§ WORK TO BE COMPLETED
Give back every record below in full and exactly, but without a single image.

§ DATA FOR REVIEW
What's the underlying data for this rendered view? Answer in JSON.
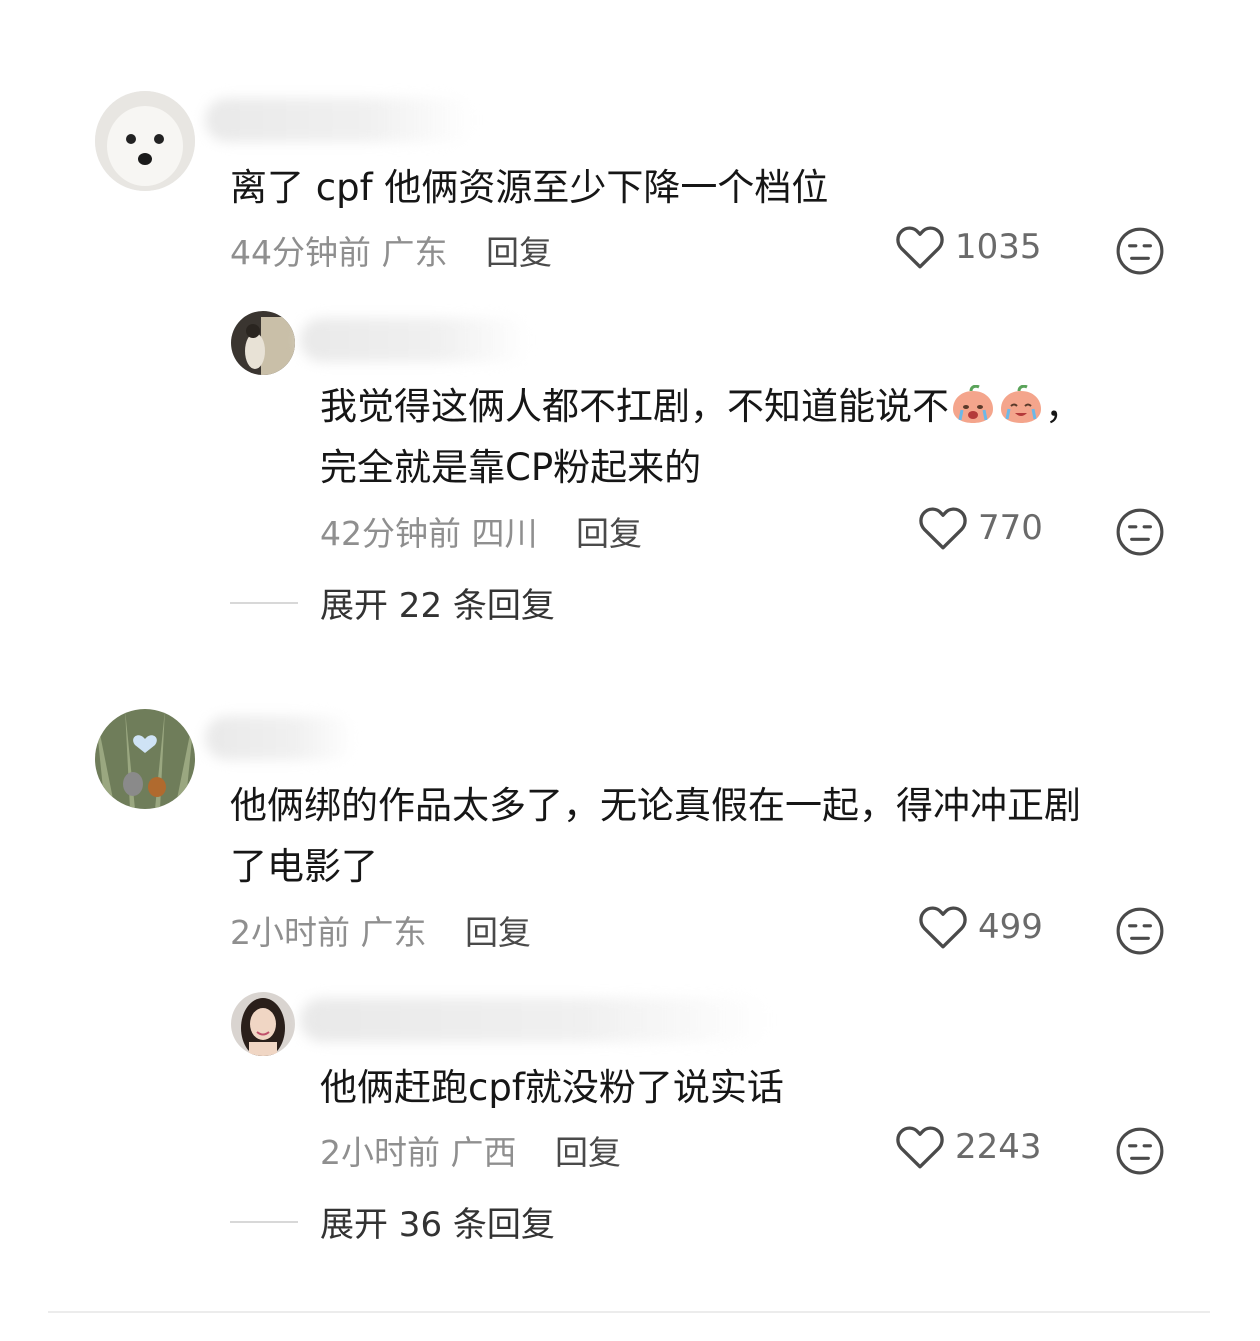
{
  "comments": [
    {
      "text": "离了 cpf 他俩资源至少下降一个档位",
      "time": "44分钟前",
      "location": "广东",
      "reply_label": "回复",
      "likes": "1035",
      "avatar_icon": "white-dog-avatar",
      "reply": {
        "text_line1": "我觉得这俩人都不扛剧，不知道能说不",
        "text_line1_end": "，",
        "text_line2": "完全就是靠CP粉起来的",
        "emojis": [
          "crying-peach-emoji",
          "crying-peach-emoji"
        ],
        "time": "42分钟前",
        "location": "四川",
        "reply_label": "回复",
        "likes": "770",
        "avatar_icon": "photo-avatar"
      },
      "expand_label": "展开 22 条回复"
    },
    {
      "text_line1": "他俩绑的作品太多了，无论真假在一起，得冲冲正剧",
      "text_line2": "了电影了",
      "time": "2小时前",
      "location": "广东",
      "reply_label": "回复",
      "likes": "499",
      "avatar_icon": "forest-bunny-avatar",
      "reply": {
        "text": "他俩赶跑cpf就没粉了说实话",
        "time": "2小时前",
        "location": "广西",
        "reply_label": "回复",
        "likes": "2243",
        "avatar_icon": "woman-photo-avatar"
      },
      "expand_label": "展开 36 条回复"
    }
  ],
  "colors": {
    "text": "#161616",
    "meta": "#8f8f8f",
    "icon": "#4a4a4a"
  }
}
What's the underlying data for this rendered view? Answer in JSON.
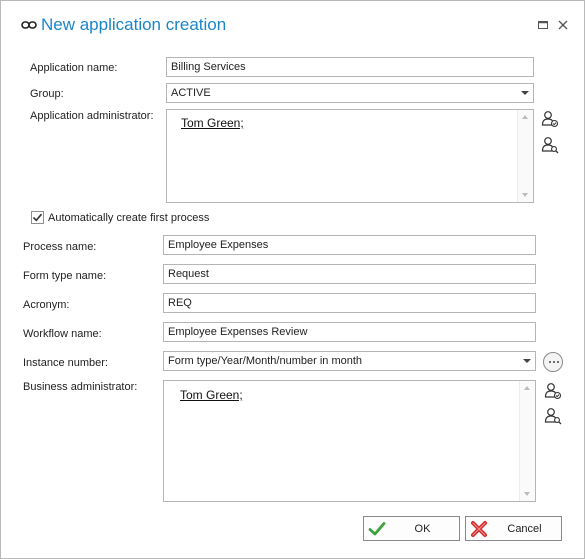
{
  "window": {
    "title": "New application creation",
    "icon": "link-icon"
  },
  "form": {
    "application_name": {
      "label": "Application name:",
      "value": "Billing Services"
    },
    "group": {
      "label": "Group:",
      "value": "ACTIVE"
    },
    "application_administrator": {
      "label": "Application administrator:",
      "value": "Tom Green;"
    },
    "auto_create_first_process": {
      "label": "Automatically create first process",
      "checked": true
    },
    "process_name": {
      "label": "Process name:",
      "value": "Employee Expenses"
    },
    "form_type_name": {
      "label": "Form type name:",
      "value": "Request"
    },
    "acronym": {
      "label": "Acronym:",
      "value": "REQ"
    },
    "workflow_name": {
      "label": "Workflow name:",
      "value": "Employee Expenses Review"
    },
    "instance_number": {
      "label": "Instance number:",
      "value": "Form type/Year/Month/number in month"
    },
    "business_administrator": {
      "label": "Business administrator:",
      "value": "Tom Green;"
    }
  },
  "buttons": {
    "ok": "OK",
    "cancel": "Cancel"
  },
  "colors": {
    "title": "#1a86c8",
    "ok_check": "#3aa33a",
    "cancel_x": "#d22c2c"
  }
}
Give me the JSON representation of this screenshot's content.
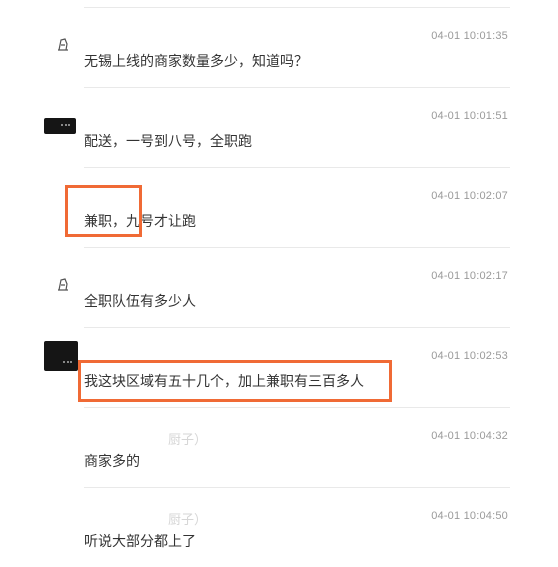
{
  "messages": [
    {
      "time": "04-01 10:01:35",
      "text": "无锡上线的商家数量多少，知道吗？",
      "sender": "",
      "avatar": "sketch-avatar-icon"
    },
    {
      "time": "04-01 10:01:51",
      "text": "配送，一号到八号，全职跑",
      "sender": "",
      "avatar": "dark-avatar-icon"
    },
    {
      "time": "04-01 10:02:07",
      "text": "兼职，九号才让跑",
      "sender": "",
      "avatar": ""
    },
    {
      "time": "04-01 10:02:17",
      "text": "全职队伍有多少人",
      "sender": "",
      "avatar": "sketch-avatar-icon"
    },
    {
      "time": "04-01 10:02:53",
      "text": "我这块区域有五十几个，加上兼职有三百多人",
      "sender": "",
      "avatar": "dark-avatar-icon"
    },
    {
      "time": "04-01 10:04:32",
      "text": "商家多的",
      "sender": "厨子）",
      "avatar": ""
    },
    {
      "time": "04-01 10:04:50",
      "text": "听说大部分都上了",
      "sender": "厨子）",
      "avatar": ""
    }
  ],
  "highlight_color": "#f06a35"
}
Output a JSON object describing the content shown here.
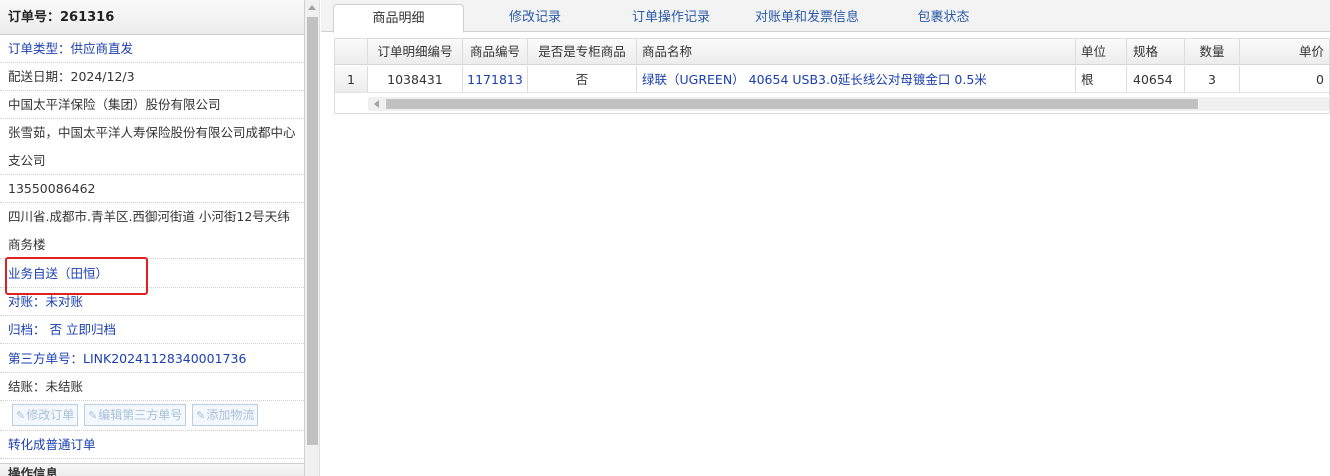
{
  "order": {
    "header": "订单号：261316",
    "type": "订单类型：供应商直发",
    "delivery_date": "配送日期：2024/12/3",
    "company": "中国太平洋保险（集团）股份有限公司",
    "contact": "张雪茹，中国太平洋人寿保险股份有限公司成都中心支公司",
    "phone": "13550086462",
    "address": "四川省.成都市.青羊区.西御河街道 小河街12号天纬商务楼",
    "delivery_mode": "业务自送（田恒）",
    "reconcile": "对账：未对账",
    "archive": "归档： 否 立即归档",
    "third_party": "第三方单号：LINK20241128340001736",
    "settlement": "结账：未结账",
    "convert_link": "转化成普通订单",
    "next_section": "操作信息"
  },
  "buttons": {
    "edit_order": "修改订单",
    "edit_third_party": "编辑第三方单号",
    "add_logistics": "添加物流"
  },
  "tabs": [
    "商品明细",
    "修改记录",
    "订单操作记录",
    "对账单和发票信息",
    "包裹状态"
  ],
  "grid": {
    "columns": [
      "订单明细编号",
      "商品编号",
      "是否是专柜商品",
      "商品名称",
      "单位",
      "规格",
      "数量",
      "单价"
    ],
    "rows": [
      {
        "rownum": "1",
        "detail_id": "1038431",
        "product_code": "1171813",
        "exclusive": "否",
        "name": "绿联（UGREEN） 40654 USB3.0延长线公对母镀金口 0.5米",
        "unit": "根",
        "spec": "40654",
        "qty": "3",
        "price": "0"
      }
    ]
  },
  "colors": {
    "link": "#1a3fb0",
    "highlight": "#e02020"
  }
}
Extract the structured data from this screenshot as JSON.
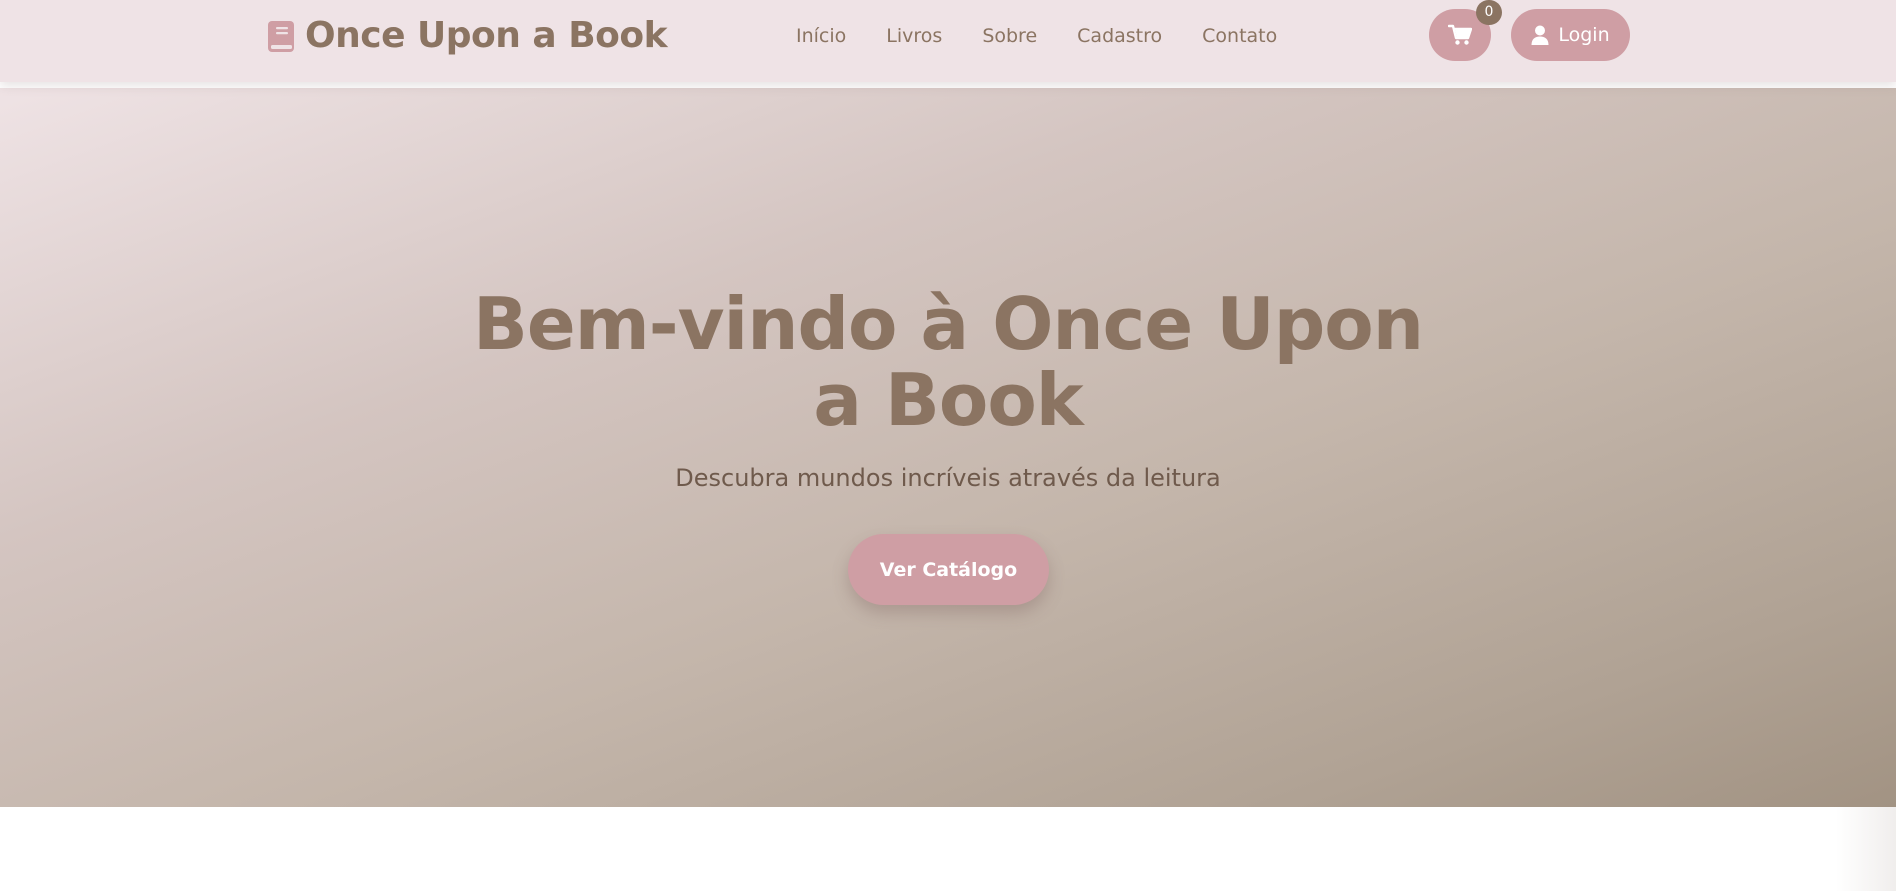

§ EXERCISE SOLUTION
What's the underlying data for this rendered view? Answer in JSON.
{
  "comments": [
    {
      "text": "离了 cpf 他俩资源至少下降一个档位",
      "time": "44分钟前",
      "location": "广东",
      "reply_label": "回复",
      "likes": "1035",
      "avatar_icon": "white-dog-avatar",
      "reply": {
        "text_line1": "我觉得这俩人都不扛剧，不知道能说不",
        "text_line1_end": "，",
        "text_line2": "完全就是靠CP粉起来的",
        "emojis": [
          "crying-peach-emoji",
          "crying-peach-emoji"
        ],
        "time": "42分钟前",
        "location": "四川",
        "reply_label": "回复",
        "likes": "770",
        "avatar_icon": "photo-avatar"
      },
      "expand_label": "展开 22 条回复"
    },
    {
      "text_line1": "他俩绑的作品太多了，无论真假在一起，得冲冲正剧",
      "text_line2": "了电影了",
      "time": "2小时前",
      "location": "广东",
      "reply_label": "回复",
      "likes": "499",
      "avatar_icon": "forest-bunny-avatar",
      "reply": {
        "text": "他俩赶跑cpf就没粉了说实话",
        "time": "2小时前",
        "location": "广西",
        "reply_label": "回复",
        "likes": "2243",
        "avatar_icon": "woman-photo-avatar"
      },
      "expand_label": "展开 36 条回复"
    }
  ],
  "colors": {
    "text": "#161616",
    "meta": "#8f8f8f",
    "icon": "#4a4a4a"
  }
}
What's the underlying data for this rendered view? Answer in JSON.
{
  "window": {
    "title": "New application creation",
    "icon": "link-icon"
  },
  "form": {
    "application_name": {
      "label": "Application name:",
      "value": "Billing Services"
    },
    "group": {
      "label": "Group:",
      "value": "ACTIVE"
    },
    "application_administrator": {
      "label": "Application administrator:",
      "value": "Tom Green;"
    },
    "auto_create_first_process": {
      "label": "Automatically create first process",
      "checked": true
    },
    "process_name": {
      "label": "Process name:",
      "value": "Employee Expenses"
    },
    "form_type_name": {
      "label": "Form type name:",
      "value": "Request"
    },
    "acronym": {
      "label": "Acronym:",
      "value": "REQ"
    },
    "workflow_name": {
      "label": "Workflow name:",
      "value": "Employee Expenses Review"
    },
    "instance_number": {
      "label": "Instance number:",
      "value": "Form type/Year/Month/number in month"
    },
    "business_administrator": {
      "label": "Business administrator:",
      "value": "Tom Green;"
    }
  },
  "buttons": {
    "ok": "OK",
    "cancel": "Cancel"
  },
  "colors": {
    "title": "#1a86c8",
    "ok_check": "#3aa33a",
    "cancel_x": "#d22c2c"
  }
}
Give me the JSON representation of this screenshot's content.
{
  "messages": [
    {
      "time": "04-01 10:01:35",
      "text": "无锡上线的商家数量多少，知道吗？",
      "sender": "",
      "avatar": "sketch-avatar-icon"
    },
    {
      "time": "04-01 10:01:51",
      "text": "配送，一号到八号，全职跑",
      "sender": "",
      "avatar": "dark-avatar-icon"
    },
    {
      "time": "04-01 10:02:07",
      "text": "兼职，九号才让跑",
      "sender": "",
      "avatar": ""
    },
    {
      "time": "04-01 10:02:17",
      "text": "全职队伍有多少人",
      "sender": "",
      "avatar": "sketch-avatar-icon"
    },
    {
      "time": "04-01 10:02:53",
      "text": "我这块区域有五十几个，加上兼职有三百多人",
      "sender": "",
      "avatar": "dark-avatar-icon"
    },
    {
      "time": "04-01 10:04:32",
      "text": "商家多的",
      "sender": "厨子）",
      "avatar": ""
    },
    {
      "time": "04-01 10:04:50",
      "text": "听说大部分都上了",
      "sender": "厨子）",
      "avatar": ""
    }
  ],
  "highlight_color": "#f06a35"
}
Output a JSON object describing the content shown here.
{
  "order": {
    "header": "订单号：261316",
    "type": "订单类型：供应商直发",
    "delivery_date": "配送日期：2024/12/3",
    "company": "中国太平洋保险（集团）股份有限公司",
    "contact": "张雪茹，中国太平洋人寿保险股份有限公司成都中心支公司",
    "phone": "13550086462",
    "address": "四川省.成都市.青羊区.西御河街道 小河街12号天纬商务楼",
    "delivery_mode": "业务自送（田恒）",
    "reconcile": "对账：未对账",
    "archive": "归档： 否 立即归档",
    "third_party": "第三方单号：LINK20241128340001736",
    "settlement": "结账：未结账",
    "convert_link": "转化成普通订单",
    "next_section": "操作信息"
  },
  "buttons": {
    "edit_order": "修改订单",
    "edit_third_party": "编辑第三方单号",
    "add_logistics": "添加物流"
  },
  "tabs": [
    "商品明细",
    "修改记录",
    "订单操作记录",
    "对账单和发票信息",
    "包裹状态"
  ],
  "grid": {
    "columns": [
      "订单明细编号",
      "商品编号",
      "是否是专柜商品",
      "商品名称",
      "单位",
      "规格",
      "数量",
      "单价"
    ],
    "rows": [
      {
        "rownum": "1",
        "detail_id": "1038431",
        "product_code": "1171813",
        "exclusive": "否",
        "name": "绿联（UGREEN） 40654 USB3.0延长线公对母镀金口 0.5米",
        "unit": "根",
        "spec": "40654",
        "qty": "3",
        "price": "0"
      }
    ]
  },
  "colors": {
    "link": "#1a3fb0",
    "highlight": "#e02020"
  }
}
Extract the structured data from this screenshot as JSON.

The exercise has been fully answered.